Data about app and page elements:

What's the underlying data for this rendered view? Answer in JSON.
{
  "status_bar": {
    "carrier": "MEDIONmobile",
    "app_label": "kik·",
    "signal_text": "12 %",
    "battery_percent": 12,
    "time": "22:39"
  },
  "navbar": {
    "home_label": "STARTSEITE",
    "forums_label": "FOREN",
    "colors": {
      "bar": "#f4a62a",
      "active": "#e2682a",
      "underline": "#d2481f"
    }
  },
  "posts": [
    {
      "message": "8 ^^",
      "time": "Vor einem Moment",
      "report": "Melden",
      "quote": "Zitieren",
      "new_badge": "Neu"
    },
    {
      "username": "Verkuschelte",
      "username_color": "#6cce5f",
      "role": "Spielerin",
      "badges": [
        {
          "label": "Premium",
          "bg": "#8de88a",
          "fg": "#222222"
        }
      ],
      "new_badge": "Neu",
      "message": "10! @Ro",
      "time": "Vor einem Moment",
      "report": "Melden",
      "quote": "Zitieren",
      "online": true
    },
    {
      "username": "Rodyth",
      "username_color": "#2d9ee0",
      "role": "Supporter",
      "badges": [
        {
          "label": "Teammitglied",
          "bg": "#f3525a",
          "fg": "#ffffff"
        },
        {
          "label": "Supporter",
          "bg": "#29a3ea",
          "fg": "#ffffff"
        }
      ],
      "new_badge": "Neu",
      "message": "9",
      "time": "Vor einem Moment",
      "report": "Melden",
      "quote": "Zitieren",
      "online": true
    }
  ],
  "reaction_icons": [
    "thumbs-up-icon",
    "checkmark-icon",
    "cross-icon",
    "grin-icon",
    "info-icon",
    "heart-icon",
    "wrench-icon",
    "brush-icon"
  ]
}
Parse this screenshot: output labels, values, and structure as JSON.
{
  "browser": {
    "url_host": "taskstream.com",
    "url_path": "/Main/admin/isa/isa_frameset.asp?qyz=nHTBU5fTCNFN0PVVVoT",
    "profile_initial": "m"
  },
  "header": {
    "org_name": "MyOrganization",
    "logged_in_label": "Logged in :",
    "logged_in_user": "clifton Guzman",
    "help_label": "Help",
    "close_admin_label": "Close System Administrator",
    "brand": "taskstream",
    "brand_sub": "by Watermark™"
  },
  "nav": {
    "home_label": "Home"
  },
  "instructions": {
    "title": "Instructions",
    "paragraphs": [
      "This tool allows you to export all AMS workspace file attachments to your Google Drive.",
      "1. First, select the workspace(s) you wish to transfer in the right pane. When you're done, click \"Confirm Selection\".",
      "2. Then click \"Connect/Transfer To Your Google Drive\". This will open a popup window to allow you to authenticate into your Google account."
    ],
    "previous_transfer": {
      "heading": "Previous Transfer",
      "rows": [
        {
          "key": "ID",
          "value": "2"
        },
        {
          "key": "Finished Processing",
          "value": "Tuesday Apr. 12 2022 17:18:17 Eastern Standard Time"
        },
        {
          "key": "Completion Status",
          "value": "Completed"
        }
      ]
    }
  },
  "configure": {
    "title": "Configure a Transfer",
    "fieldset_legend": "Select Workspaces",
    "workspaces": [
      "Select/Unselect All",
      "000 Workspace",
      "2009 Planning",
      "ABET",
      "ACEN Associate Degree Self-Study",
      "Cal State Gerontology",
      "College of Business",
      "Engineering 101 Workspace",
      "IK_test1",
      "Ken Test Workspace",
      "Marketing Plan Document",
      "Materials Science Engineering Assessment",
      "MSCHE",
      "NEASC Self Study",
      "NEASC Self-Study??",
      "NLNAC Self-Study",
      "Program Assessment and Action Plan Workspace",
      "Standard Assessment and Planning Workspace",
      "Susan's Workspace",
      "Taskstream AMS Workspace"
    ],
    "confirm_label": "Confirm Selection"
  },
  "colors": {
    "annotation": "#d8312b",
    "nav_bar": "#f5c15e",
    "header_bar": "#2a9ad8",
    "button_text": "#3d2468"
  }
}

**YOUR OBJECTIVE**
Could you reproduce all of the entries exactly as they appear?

**RESULT OF THIS EXERCISE**
What's the underlying data for this rendered view? Answer in JSON.
{
  "status_bar": {
    "carrier": "MEDIONmobile",
    "app_label": "kik·",
    "signal_text": "12 %",
    "battery_percent": 12,
    "time": "22:39"
  },
  "navbar": {
    "home_label": "STARTSEITE",
    "forums_label": "FOREN",
    "colors": {
      "bar": "#f4a62a",
      "active": "#e2682a",
      "underline": "#d2481f"
    }
  },
  "posts": [
    {
      "message": "8 ^^",
      "time": "Vor einem Moment",
      "report": "Melden",
      "quote": "Zitieren",
      "new_badge": "Neu"
    },
    {
      "username": "Verkuschelte",
      "username_color": "#6cce5f",
      "role": "Spielerin",
      "badges": [
        {
          "label": "Premium",
          "bg": "#8de88a",
          "fg": "#222222"
        }
      ],
      "new_badge": "Neu",
      "message": "10! @Ro",
      "time": "Vor einem Moment",
      "report": "Melden",
      "quote": "Zitieren",
      "online": true
    },
    {
      "username": "Rodyth",
      "username_color": "#2d9ee0",
      "role": "Supporter",
      "badges": [
        {
          "label": "Teammitglied",
          "bg": "#f3525a",
          "fg": "#ffffff"
        },
        {
          "label": "Supporter",
          "bg": "#29a3ea",
          "fg": "#ffffff"
        }
      ],
      "new_badge": "Neu",
      "message": "9",
      "time": "Vor einem Moment",
      "report": "Melden",
      "quote": "Zitieren",
      "online": true
    }
  ],
  "reaction_icons": [
    "thumbs-up-icon",
    "checkmark-icon",
    "cross-icon",
    "grin-icon",
    "info-icon",
    "heart-icon",
    "wrench-icon",
    "brush-icon"
  ]
}
Parse this screenshot: output labels, values, and structure as JSON.
{
  "browser": {
    "url_host": "taskstream.com",
    "url_path": "/Main/admin/isa/isa_frameset.asp?qyz=nHTBU5fTCNFN0PVVVoT",
    "profile_initial": "m"
  },
  "header": {
    "org_name": "MyOrganization",
    "logged_in_label": "Logged in :",
    "logged_in_user": "clifton Guzman",
    "help_label": "Help",
    "close_admin_label": "Close System Administrator",
    "brand": "taskstream",
    "brand_sub": "by Watermark™"
  },
  "nav": {
    "home_label": "Home"
  },
  "instructions": {
    "title": "Instructions",
    "paragraphs": [
      "This tool allows you to export all AMS workspace file attachments to your Google Drive.",
      "1. First, select the workspace(s) you wish to transfer in the right pane. When you're done, click \"Confirm Selection\".",
      "2. Then click \"Connect/Transfer To Your Google Drive\". This will open a popup window to allow you to authenticate into your Google account."
    ],
    "previous_transfer": {
      "heading": "Previous Transfer",
      "rows": [
        {
          "key": "ID",
          "value": "2"
        },
        {
          "key": "Finished Processing",
          "value": "Tuesday Apr. 12 2022 17:18:17 Eastern Standard Time"
        },
        {
          "key": "Completion Status",
          "value": "Completed"
        }
      ]
    }
  },
  "configure": {
    "title": "Configure a Transfer",
    "fieldset_legend": "Select Workspaces",
    "workspaces": [
      "Select/Unselect All",
      "000 Workspace",
      "2009 Planning",
      "ABET",
      "ACEN Associate Degree Self-Study",
      "Cal State Gerontology",
      "College of Business",
      "Engineering 101 Workspace",
      "IK_test1",
      "Ken Test Workspace",
      "Marketing Plan Document",
      "Materials Science Engineering Assessment",
      "MSCHE",
      "NEASC Self Study",
      "NEASC Self-Study??",
      "NLNAC Self-Study",
      "Program Assessment and Action Plan Workspace",
      "Standard Assessment and Planning Workspace",
      "Susan's Workspace",
      "Taskstream AMS Workspace"
    ],
    "confirm_label": "Confirm Selection"
  },
  "colors": {
    "annotation": "#d8312b",
    "nav_bar": "#f5c15e",
    "header_bar": "#2a9ad8",
    "button_text": "#3d2468"
  }
}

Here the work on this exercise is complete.